The past few weeks, I’ve been adjusting to life in NYC. I still sort of feel like a tourist, despite having grown up here. For instance, the other day, I literally said, “After you,” to someone swiping their Metrocard at the turnstile. And last night I texted a friend, “Want to grab a drink?”– forgetting that it just doesn’t *work* that way here (everyone is so busy! always!).
So far, I’ve wandered around museums, slurped down ramen, caught up with friends, and spent an afternoon in a four-story Forever21, just ‘cuz. I’m finally used to how loud it is here, especially at night, and I have my groove back with the subway. There are times when I miss Woods Hole, but there are also pinch-me-moments when I’m reminded why I’ve always loved NYC. One warm night, as my friend Jessica and I strolled through the West Village looking for a place to eat, it felt like we were on a movie set; all the restaurants had their doors and windows swung open, string lights lit up the streets, and the air buzzed with lively chatter.
Sometimes I feel like I’m waiting for the other shoe to drop, for the *bad* parts of living here to emerge from the depths (black snow, train delays, foul smells), and send me running back to my bucolic life on the Cape. New York has an energy that’s hard to describe. It can feel rough around the edges; fast and unforgivable one minute, then tender and buoying the next. The subway is where it all comes together — one second someone is yelling (really yelling) at passengers to move aside, the next, a crowd gathers around an infant to coo and admire. I’ve felt my loneliest here, and I’ve also felt my most alive. As I’ve said before, this is my first time living in NYC as a (true) adult, so I’m curious how things will be different. For now, it feels like the right place to be, just like Woods Hole felt six years ago. It’s an opportunity for me to practice staying in the present, and I’m taking that seriously.
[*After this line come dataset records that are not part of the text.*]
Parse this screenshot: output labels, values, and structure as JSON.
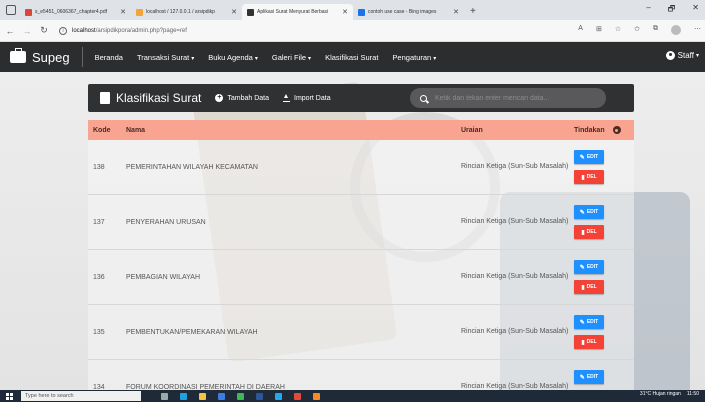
{
  "browser": {
    "tabs": [
      {
        "label": "s_e5451_0606367_chapter4.pdf",
        "color": "#d9463b",
        "active": false
      },
      {
        "label": "localhost / 127.0.0.1 / arsipdikp",
        "color": "#f2a33a",
        "active": false
      },
      {
        "label": "Aplikasi Surat Menyurat Berbasi",
        "color": "#333333",
        "active": true
      },
      {
        "label": "contoh use case - Bing images",
        "color": "#1a73e8",
        "active": false
      }
    ],
    "new_tab": "+",
    "window_controls": {
      "minimize": "–",
      "restore": "🗗",
      "close": "✕"
    },
    "url_host": "localhost",
    "url_path": "/arsipdikpora/admin.php?page=ref"
  },
  "app": {
    "brand": "Supeg",
    "menu": [
      {
        "label": "Beranda",
        "dropdown": false
      },
      {
        "label": "Transaksi Surat",
        "dropdown": true
      },
      {
        "label": "Buku Agenda",
        "dropdown": true
      },
      {
        "label": "Galeri File",
        "dropdown": true
      },
      {
        "label": "Klasifikasi Surat",
        "dropdown": false
      },
      {
        "label": "Pengaturan",
        "dropdown": true
      }
    ],
    "user": "Staff"
  },
  "panel": {
    "title": "Klasifikasi Surat",
    "add_label": "Tambah Data",
    "import_label": "Import Data",
    "search_placeholder": "Ketik dan tekan enter mencari data..."
  },
  "table": {
    "headers": {
      "kode": "Kode",
      "nama": "Nama",
      "uraian": "Uraian",
      "tindakan": "Tindakan"
    },
    "edit_label": "EDIT",
    "del_label": "DEL",
    "rows": [
      {
        "kode": "138",
        "nama": "PEMERINTAHAN WILAYAH KECAMATAN",
        "uraian": "Rincian Ketiga (Sun-Sub Masalah)"
      },
      {
        "kode": "137",
        "nama": "PENYERAHAN URUSAN",
        "uraian": "Rincian Ketiga (Sun-Sub Masalah)"
      },
      {
        "kode": "136",
        "nama": "PEMBAGIAN WILAYAH",
        "uraian": "Rincian Ketiga (Sun-Sub Masalah)"
      },
      {
        "kode": "135",
        "nama": "PEMBENTUKAN/PEMEKARAN WILAYAH",
        "uraian": "Rincian Ketiga (Sun-Sub Masalah)"
      },
      {
        "kode": "134",
        "nama": "FORUM KOORDINASI PEMERINTAH DI DAERAH",
        "uraian": "Rincian Ketiga (Sun-Sub Masalah)"
      }
    ]
  },
  "taskbar": {
    "search": "Type here to search",
    "weather": "31°C  Hujan ringan",
    "time": "11:50"
  },
  "colors": {
    "navbar": "#2b2d2f",
    "table_header": "#f9a391",
    "edit": "#1e90ff",
    "del": "#f44336"
  }
}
One thing is certain: New York will always be New York. Yesterday while browsing a bookstore, a sizable crowd of paparazzi gathered on the street. I turned to the lady behind the counter and asked excitedly, “Is there a movie star nearby?!” She looked over her glasses and simply shrugged. Oh yeah, I thought, slightly mortified. I’m supposed to be cool about this sort of thing.
New York, you cool cat, I’m glad to be here.